Cleaner and more efficient modern brick kilns are rising in numbers in a development that bodes well for the country's efforts to cut down on air pollution.
The traditional fixed chimney kilns (FCKs) emit large quantities of carbon dioxide and other environmental pollutants into the atmosphere each year, causing a harmful impact on health, agricultural yields and climate.
Until February this year, 121 modern brick kilns, including Hybrid Hoffman Kiln (HHK) and tunnel kiln, have been established and more such kilns are set to come into operation in the coming months, said the Department of Environment (DoE).
“Investors have realised that the days of making bricks through the traditional method are over,” said DoE Director Md Ziaul Haque.
The pace of shift to modern and environment-friendly brick making technologies has picked up after the DoE, instead of issuing environmental clearance certificates for conventional kilns, started encouraging entrepreneurs for using improved technologies.
The government also began to enforce the Brick Making and Kiln Establishment (Control) Act 2013 from July 2014 to control air pollution, deforestation, loss of land fertility and to protect public health.
The law prohibits the use of wood for firing brick and soil of farmland and hills as raw material to make bricks.
It also encourages the conversion of conventional brick kilns into energy-efficient and environment-friendly ones such as HHK, zigzag, automatic or tunnel kilns.

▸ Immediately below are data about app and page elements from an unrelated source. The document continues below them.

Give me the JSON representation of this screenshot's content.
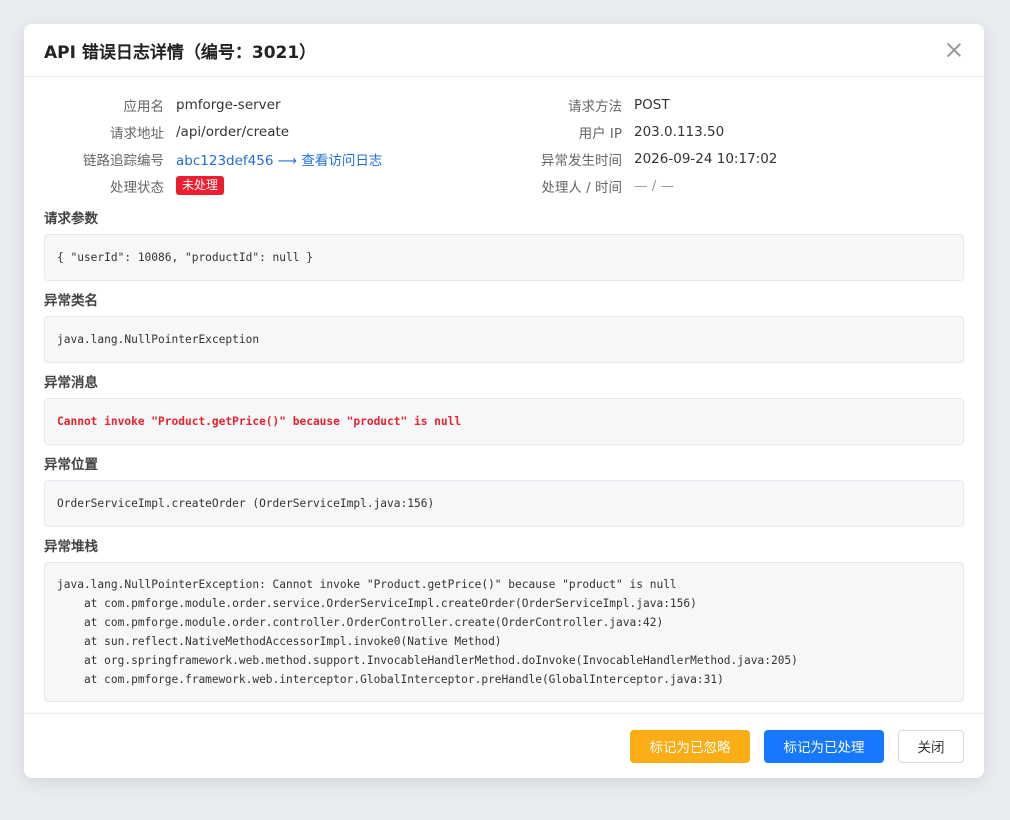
{
  "dialog": {
    "title": "API 错误日志详情（编号：3021）"
  },
  "info": {
    "left": [
      {
        "label": "应用名",
        "value": "pmforge-server"
      },
      {
        "label": "请求地址",
        "value": "/api/order/create"
      },
      {
        "label": "链路追踪编号",
        "value": "abc123def456 ⟶ 查看访问日志"
      },
      {
        "label": "处理状态",
        "value": "未处理"
      }
    ],
    "right": [
      {
        "label": "请求方法",
        "value": "POST"
      },
      {
        "label": "用户 IP",
        "value": "203.0.113.50"
      },
      {
        "label": "异常发生时间",
        "value": "2026-09-24 10:17:02"
      },
      {
        "label": "处理人 / 时间",
        "value": "— / —"
      }
    ]
  },
  "sections": {
    "params": {
      "title": "请求参数",
      "content": "{ \"userId\": 10086, \"productId\": null }"
    },
    "exception_class": {
      "title": "异常类名",
      "content": "java.lang.NullPointerException"
    },
    "exception_message": {
      "title": "异常消息",
      "content": "Cannot invoke \"Product.getPrice()\" because \"product\" is null"
    },
    "exception_location": {
      "title": "异常位置",
      "content": "OrderServiceImpl.createOrder (OrderServiceImpl.java:156)"
    },
    "stack": {
      "title": "异常堆栈",
      "content": "java.lang.NullPointerException: Cannot invoke \"Product.getPrice()\" because \"product\" is null\n    at com.pmforge.module.order.service.OrderServiceImpl.createOrder(OrderServiceImpl.java:156)\n    at com.pmforge.module.order.controller.OrderController.create(OrderController.java:42)\n    at sun.reflect.NativeMethodAccessorImpl.invoke0(Native Method)\n    at org.springframework.web.method.support.InvocableHandlerMethod.doInvoke(InvocableHandlerMethod.java:205)\n    at com.pmforge.framework.web.interceptor.GlobalInterceptor.preHandle(GlobalInterceptor.java:31)"
    }
  },
  "footer": {
    "ignore_label": "标记为已忽略",
    "handled_label": "标记为已处理",
    "close_label": "关闭"
  },
  "colors": {
    "warn": "#faad14",
    "primary": "#1677ff",
    "danger": "#ee1d2f",
    "link": "#1f6fd8"
  },
  "icons": {
    "close": "close-icon"
  }
}
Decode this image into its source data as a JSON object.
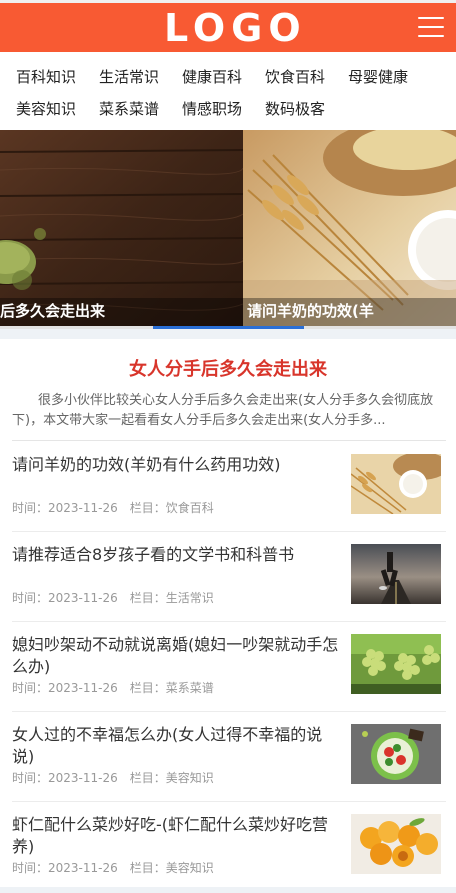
{
  "header": {
    "logo_text": "LOGO",
    "brand_color": "#f85a33",
    "menu_icon": "hamburger-menu-icon"
  },
  "nav": {
    "items": [
      {
        "label": "百科知识"
      },
      {
        "label": "生活常识"
      },
      {
        "label": "健康百科"
      },
      {
        "label": "饮食百科"
      },
      {
        "label": "母婴健康"
      },
      {
        "label": "美容知识"
      },
      {
        "label": "菜系菜谱"
      },
      {
        "label": "情感职场"
      },
      {
        "label": "数码极客"
      }
    ]
  },
  "slider": {
    "slides": [
      {
        "caption": "后多久会走出来",
        "image": "wooden-table-with-matcha-powder"
      },
      {
        "caption": "请问羊奶的功效(羊",
        "image": "wheat-and-milk-cup"
      }
    ],
    "active_index": 1,
    "total": 3
  },
  "featured": {
    "title": "女人分手后多久会走出来",
    "description": "很多小伙伴比较关心女人分手后多久会走出来(女人分手多久会彻底放下)，本文带大家一起看看女人分手后多久会走出来(女人分手多..."
  },
  "meta_labels": {
    "time": "时间：",
    "column": "栏目："
  },
  "news": [
    {
      "title": "请问羊奶的功效(羊奶有什么药用功效)",
      "date": "2023-11-26",
      "category": "饮食百科",
      "thumb": "wheat-and-milk-thumbnail"
    },
    {
      "title": "请推荐适合8岁孩子看的文学书和科普书",
      "date": "2023-11-26",
      "category": "生活常识",
      "thumb": "running-on-road-thumbnail"
    },
    {
      "title": "媳妇吵架动不动就说离婚(媳妇一吵架就动手怎么办)",
      "date": "2023-11-26",
      "category": "菜系菜谱",
      "thumb": "green-grapes-thumbnail"
    },
    {
      "title": "女人过的不幸福怎么办(女人过得不幸福的说说)",
      "date": "2023-11-26",
      "category": "美容知识",
      "thumb": "salad-plate-thumbnail"
    },
    {
      "title": "虾仁配什么菜炒好吃-(虾仁配什么菜炒好吃营养)",
      "date": "2023-11-26",
      "category": "美容知识",
      "thumb": "apricots-thumbnail"
    }
  ]
}
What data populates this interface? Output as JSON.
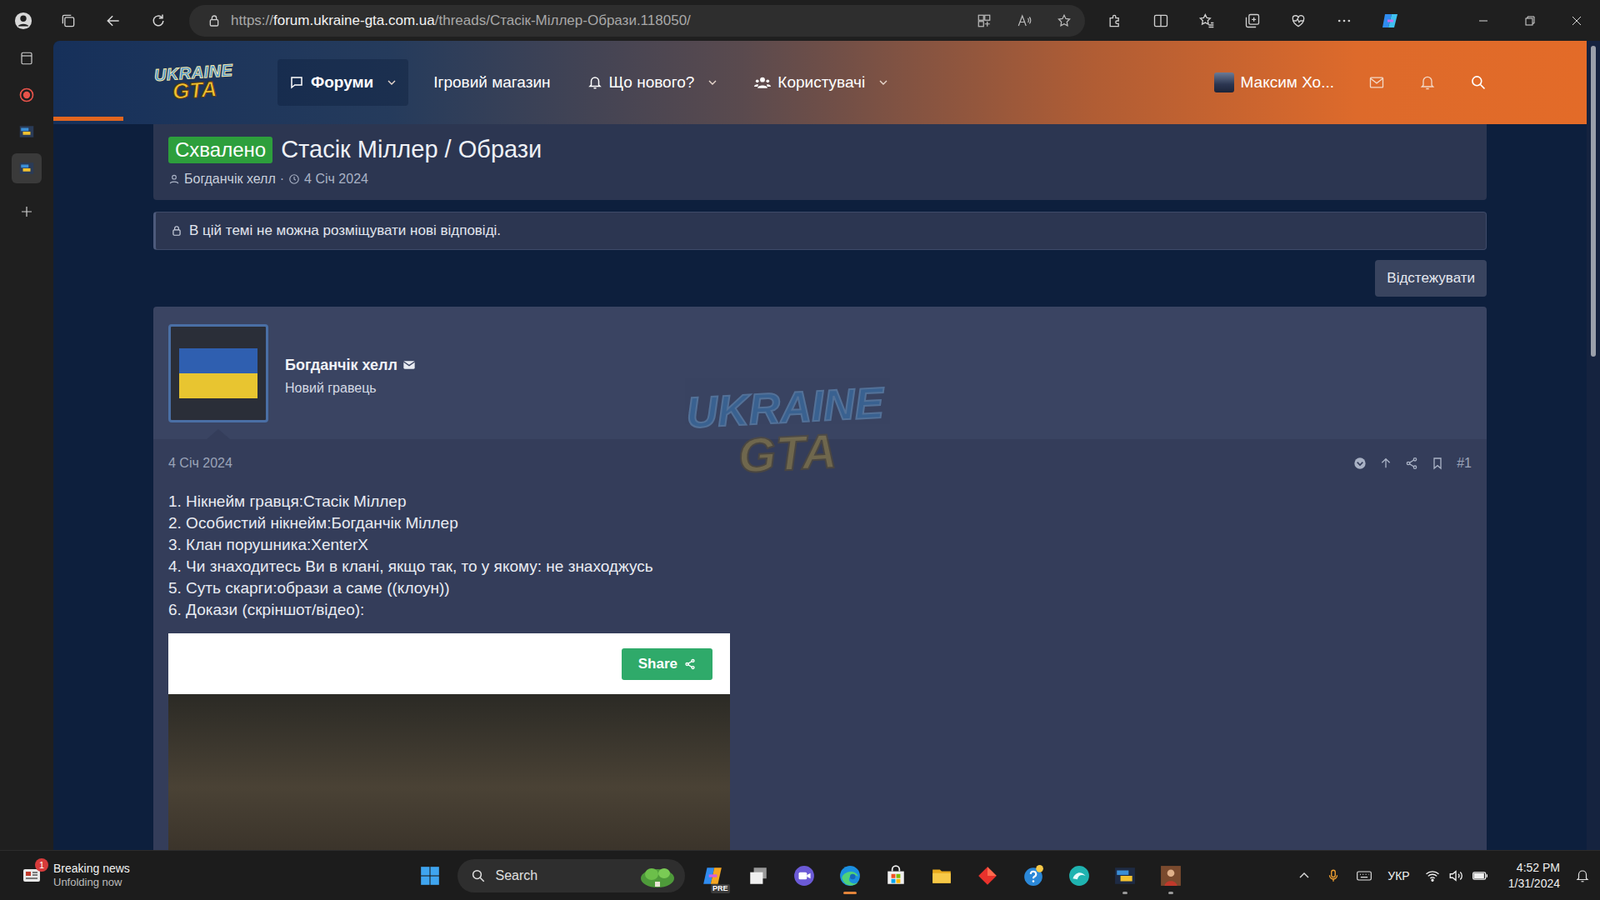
{
  "browser": {
    "url": {
      "scheme": "https://",
      "host": "forum.ukraine-gta.com.ua",
      "path": "/threads/Стасік-Міллер-Образи.118050/"
    }
  },
  "edge_sidebar": {
    "items": [
      {
        "kind": "page",
        "selected": false
      },
      {
        "kind": "record",
        "selected": false
      },
      {
        "kind": "site",
        "selected": false
      },
      {
        "kind": "site",
        "selected": true
      },
      {
        "kind": "add",
        "selected": false
      }
    ]
  },
  "site_header": {
    "logo": {
      "top": "UKRAINE",
      "bottom": "GTA"
    },
    "nav": [
      {
        "label": "Форуми",
        "kind": "chat",
        "selected": true,
        "dropdown": true
      },
      {
        "label": "Ігровий магазин",
        "kind": "plain",
        "selected": false,
        "dropdown": false
      },
      {
        "label": "Що нового?",
        "kind": "bell",
        "selected": false,
        "dropdown": true
      },
      {
        "label": "Користувачі",
        "kind": "users",
        "selected": false,
        "dropdown": true
      }
    ],
    "user": {
      "name": "Максим Хо..."
    }
  },
  "thread": {
    "badge": "Схвалено",
    "title": "Стасік Міллер / Образи",
    "author": "Богданчік хелл",
    "separator": "·",
    "date": "4 Січ 2024",
    "locked_notice": "В цій темі не можна розміщувати нові відповіді.",
    "watch_button": "Відстежувати"
  },
  "post": {
    "author": "Богданчік хелл",
    "role": "Новий гравець",
    "date": "4 Січ 2024",
    "number": "#1",
    "lines": [
      "1. Нікнейм гравця:Стасік Міллер",
      "2. Особистий нікнейм:Богданчік Міллер",
      "3. Клан порушника:XenterX",
      "4. Чи знаходитесь Ви в клані, якщо так, то у якому: не знаходжусь",
      "5. Суть скарги:образи а саме ((клоун))",
      "6. Докази (скріншот/відео):"
    ],
    "embed": {
      "share": "Share"
    }
  },
  "taskbar": {
    "news": {
      "badge": "1",
      "title": "Breaking news",
      "subtitle": "Unfolding now"
    },
    "search": {
      "placeholder": "Search"
    },
    "apps": [
      {
        "kind": "copilot",
        "badge": "PRE",
        "running": false,
        "active": false
      },
      {
        "kind": "taskview",
        "badge": "",
        "running": false,
        "active": false
      },
      {
        "kind": "meet",
        "badge": "",
        "running": false,
        "active": false
      },
      {
        "kind": "edge",
        "badge": "",
        "running": true,
        "active": true
      },
      {
        "kind": "store",
        "badge": "",
        "running": false,
        "active": false
      },
      {
        "kind": "explorer",
        "badge": "",
        "running": false,
        "active": false
      },
      {
        "kind": "diamond",
        "badge": "",
        "running": false,
        "active": false
      },
      {
        "kind": "tips",
        "badge": "",
        "running": false,
        "active": false
      },
      {
        "kind": "teal",
        "badge": "",
        "running": false,
        "active": false
      },
      {
        "kind": "gta",
        "badge": "",
        "running": true,
        "active": false
      },
      {
        "kind": "game",
        "badge": "",
        "running": true,
        "active": false
      }
    ],
    "tray": {
      "language": "УКР",
      "time": "4:52 PM",
      "date": "1/31/2024"
    }
  }
}
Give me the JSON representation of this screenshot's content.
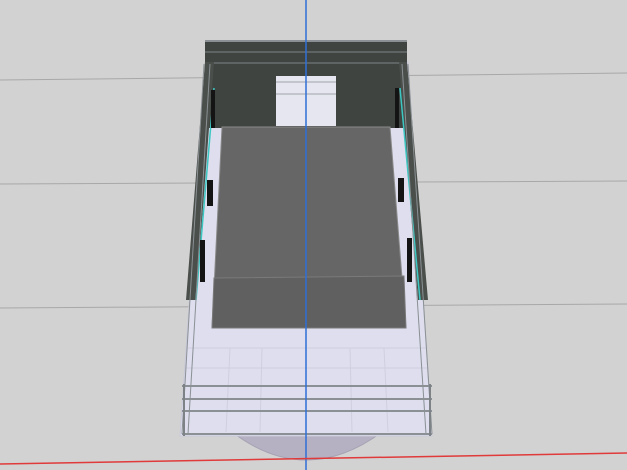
{
  "viewport": {
    "background": "#d2d2d2",
    "grid_line_color": "#a6a6a6",
    "y_axis_color": "#2f6fd6",
    "x_axis_color": "#e03a3a"
  },
  "model": {
    "description_icon": "boat-hull-3d",
    "deck_color": "#dcdcec",
    "cabin_roof_color": "#666666",
    "back_wall_color": "#3f4440",
    "rail_color": "#8a9094",
    "window_color": "#111111",
    "accent_trim_color": "#3cc7c2",
    "hull_bottom_color": "#b8b4c4"
  }
}
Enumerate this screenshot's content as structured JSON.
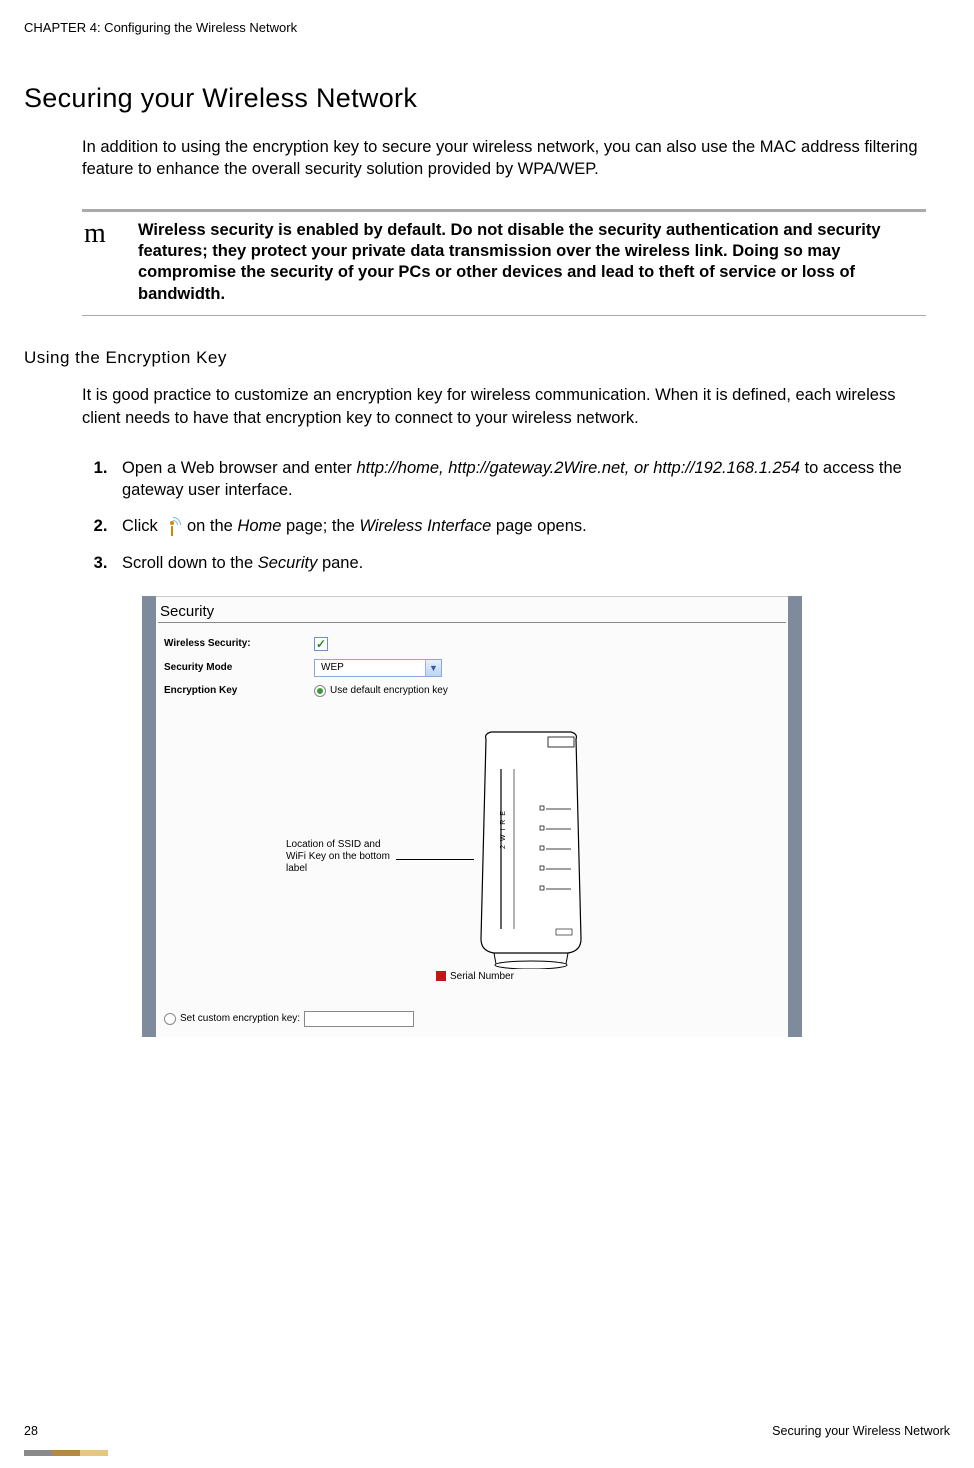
{
  "chapter_header": "CHAPTER 4: Configuring the Wireless Network",
  "main_heading": "Securing your Wireless Network",
  "intro_para": "In addition to using the encryption key to secure your wireless network, you can also use the MAC address filtering feature to enhance the overall security solution provided by WPA/WEP.",
  "note_icon": "m",
  "note_text": "Wireless security is enabled by default. Do not disable the security authentication and security features; they protect your private data transmission over the wireless link. Doing so may compromise the security of your PCs or other devices and lead to theft of service or loss of bandwidth.",
  "sub_heading": "Using the Encryption Key",
  "sub_para": "It is good practice to customize an encryption key for wireless communication. When it is defined, each wireless client needs to have that encryption key to connect to your wireless network.",
  "steps": {
    "s1_a": "Open a Web browser and enter ",
    "s1_i": "http://home, http://gateway.2Wire.net, or http://192.168.1.254",
    "s1_b": " to access the gateway user interface.",
    "s2_a": "Click ",
    "s2_b": " on the ",
    "s2_i1": "Home",
    "s2_c": " page; the ",
    "s2_i2": "Wireless Interface",
    "s2_d": " page opens.",
    "s3_a": "Scroll down to the ",
    "s3_i": "Security",
    "s3_b": " pane."
  },
  "panel": {
    "title": "Security",
    "wireless_security_label": "Wireless Security:",
    "security_mode_label": "Security Mode",
    "security_mode_value": "WEP",
    "encryption_key_label": "Encryption Key",
    "use_default_label": "Use default encryption key",
    "callout": "Location of SSID and WiFi Key on the bottom label",
    "device_brand": "2WIRE",
    "serial_label": "Serial Number",
    "custom_key_label": "Set custom encryption key:"
  },
  "footer": {
    "page_num": "28",
    "section": "Securing your Wireless Network"
  }
}
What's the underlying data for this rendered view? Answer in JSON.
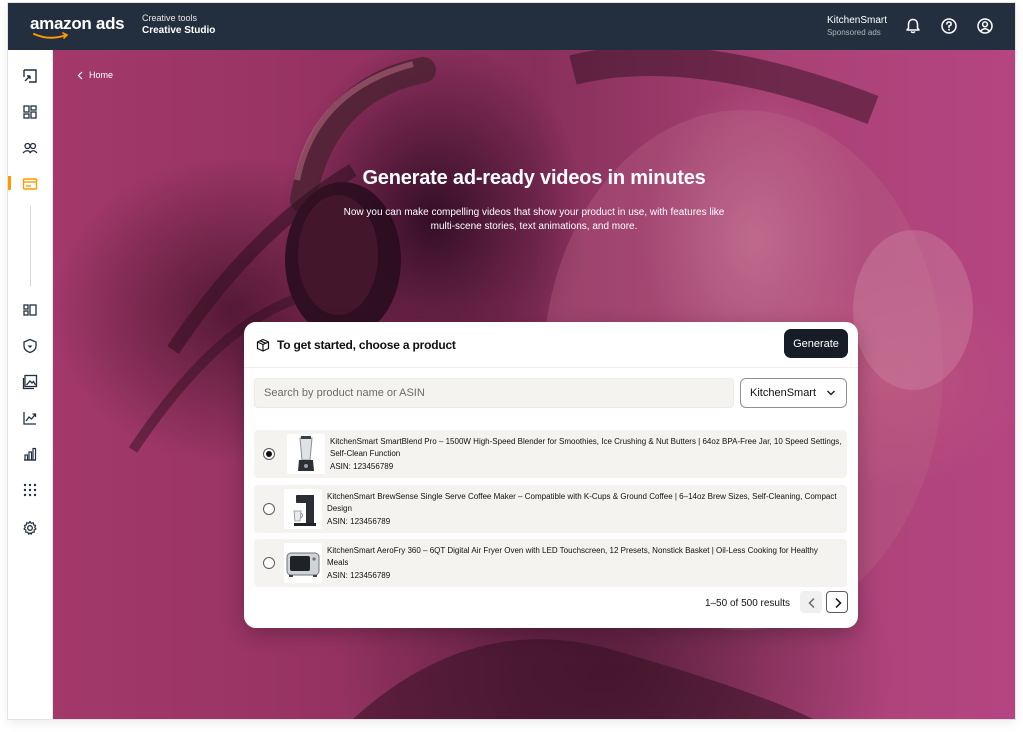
{
  "topbar": {
    "logo_text": "amazon ads",
    "context_label": "Creative tools",
    "context_title": "Creative Studio",
    "account_name": "KitchenSmart",
    "account_sub": "Sponsored ads",
    "icons": [
      "bell-icon",
      "help-icon",
      "account-icon"
    ]
  },
  "sidebar": {
    "icons": [
      "campaign-icon",
      "dashboard-icon",
      "audiences-icon",
      "creative-icon",
      "brand-stores-icon",
      "brand-safety-icon",
      "image-library-icon",
      "measurement-icon",
      "reports-icon",
      "apps-icon",
      "settings-icon"
    ],
    "accent_color": "#ff9900"
  },
  "breadcrumb": {
    "home_label": "Home"
  },
  "hero": {
    "title": "Generate ad-ready videos in minutes",
    "subtitle": "Now you can make compelling videos that show your product in use, with features like multi-scene stories, text animations, and more."
  },
  "card": {
    "title": "To get started, choose a product",
    "generate_label": "Generate",
    "search_placeholder": "Search by product name or ASIN",
    "search_value": "",
    "brand_selected": "KitchenSmart",
    "products": [
      {
        "title": "KitchenSmart SmartBlend Pro – 1500W High-Speed Blender for Smoothies, Ice Crushing & Nut Butters | 64oz BPA-Free Jar, 10 Speed Settings, Self-Clean Function",
        "asin": "ASIN: 123456789",
        "selected": true
      },
      {
        "title": "KitchenSmart BrewSense Single Serve Coffee Maker – Compatible with K-Cups & Ground Coffee | 6–14oz Brew Sizes, Self-Cleaning, Compact Design",
        "asin": "ASIN: 123456789",
        "selected": false
      },
      {
        "title": "KitchenSmart AeroFry 360 – 6QT Digital Air Fryer Oven with LED Touchscreen, 12 Presets, Nonstick Basket | Oil-Less Cooking for Healthy Meals",
        "asin": "ASIN: 123456789",
        "selected": false
      }
    ],
    "results_text": "1–50 of 500 results"
  },
  "colors": {
    "topbar_bg": "#232f3e",
    "button_dark": "#161d26",
    "row_bg": "#f5f3ef"
  }
}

The demand for bricks is on the rise as an increased number of infrastructure projects is being taken in the country that sees its economy expand by more than 6 percent every year.
Until February, 4,227 brick kilns out of the 6,646 have been converted into modern ones. Of them, 4,108 kilns have been converted into zigzag or improved zigzag kilns and the rest into HHK and tunnel kilns, according to the DoE.
Some 2,541 FCKs are yet to be converted into modern kilns, according to data from the DoE.
Haque of the DoE said the conventional brick kilns will be phased out gradually.
Bangladesh produces 1,720 crore pieces of bricks annually, according to a 2011 World Bank report. The Washington-based multilateral lender, in the report, forecasted that the demand will rise 2-3 percent per year for the next ten years.
Modern brick kilns accounted for nearly 170 crore pieces, according to BN Dulal, secretary general of Bangladesh Auto Brick Manufacturers Association.
The demand for bricks made by modern kilns is rising, particularly from those who are building green structures, said Rabiul Ahsan, managing director of Stone Bricks Ltd, which has the capacity to produce 3 lakh pieces of bricks daily.
“We had to do lots of marketing to educate people about the bricks from automated kilns,” he added.
The pace of investment in modern and automatic tunnel kilns increased in recent years due to the extension of low-cost loans by banks and financial institutions, he said.
In September 2012, the Bangladesh Bank introduced a refinance loan scheme worth $50 million to encourage environment-friendly and automatic brick kilns in the country. The Asian Development Bank provided the fund.
State-run Infrastructure Development Company Ltd (Idcol) also started providing low-cost financing for the establishment of environment-friendly automatic tunnel kilns. Idcol has so far approved a total of Tk 147 crore loans for six auto brick manufacturing projects, and three of the kilns are expected to come into operation this year, said a senior official of the state-run financier.
The modern kilns are capable of producing higher number of bricks than the conventional kilns, according to Dulal.
Although modern kilns require higher investment, these are profitable in the long run, said Dulal, who also set up a tunnel kiln that is expected to come into operation in July-August this year.
Tunnel kilns or HHKs can produce more bricks compared to the traditional kilns. Such kilns also save land and reduce environmental pollution, he said.
However, the number of modern brick kilns has not increased in line with the expectation, said Md Adu Bakar, secretary general of the Bangladesh Brick Manufacturing Owners Association.
“The establishment of such kilns requires large investment and banks are unwilling to lend to the traditional small brick kiln owners. Some large investors are coming to set up these kilns,” he added.
DoE Director Haque said it is necessary to declare the brick-making sector an industry to increase the number of modern brick kilns. “We are also considering an alternative brick production system, which does not allow the use of topsoil.”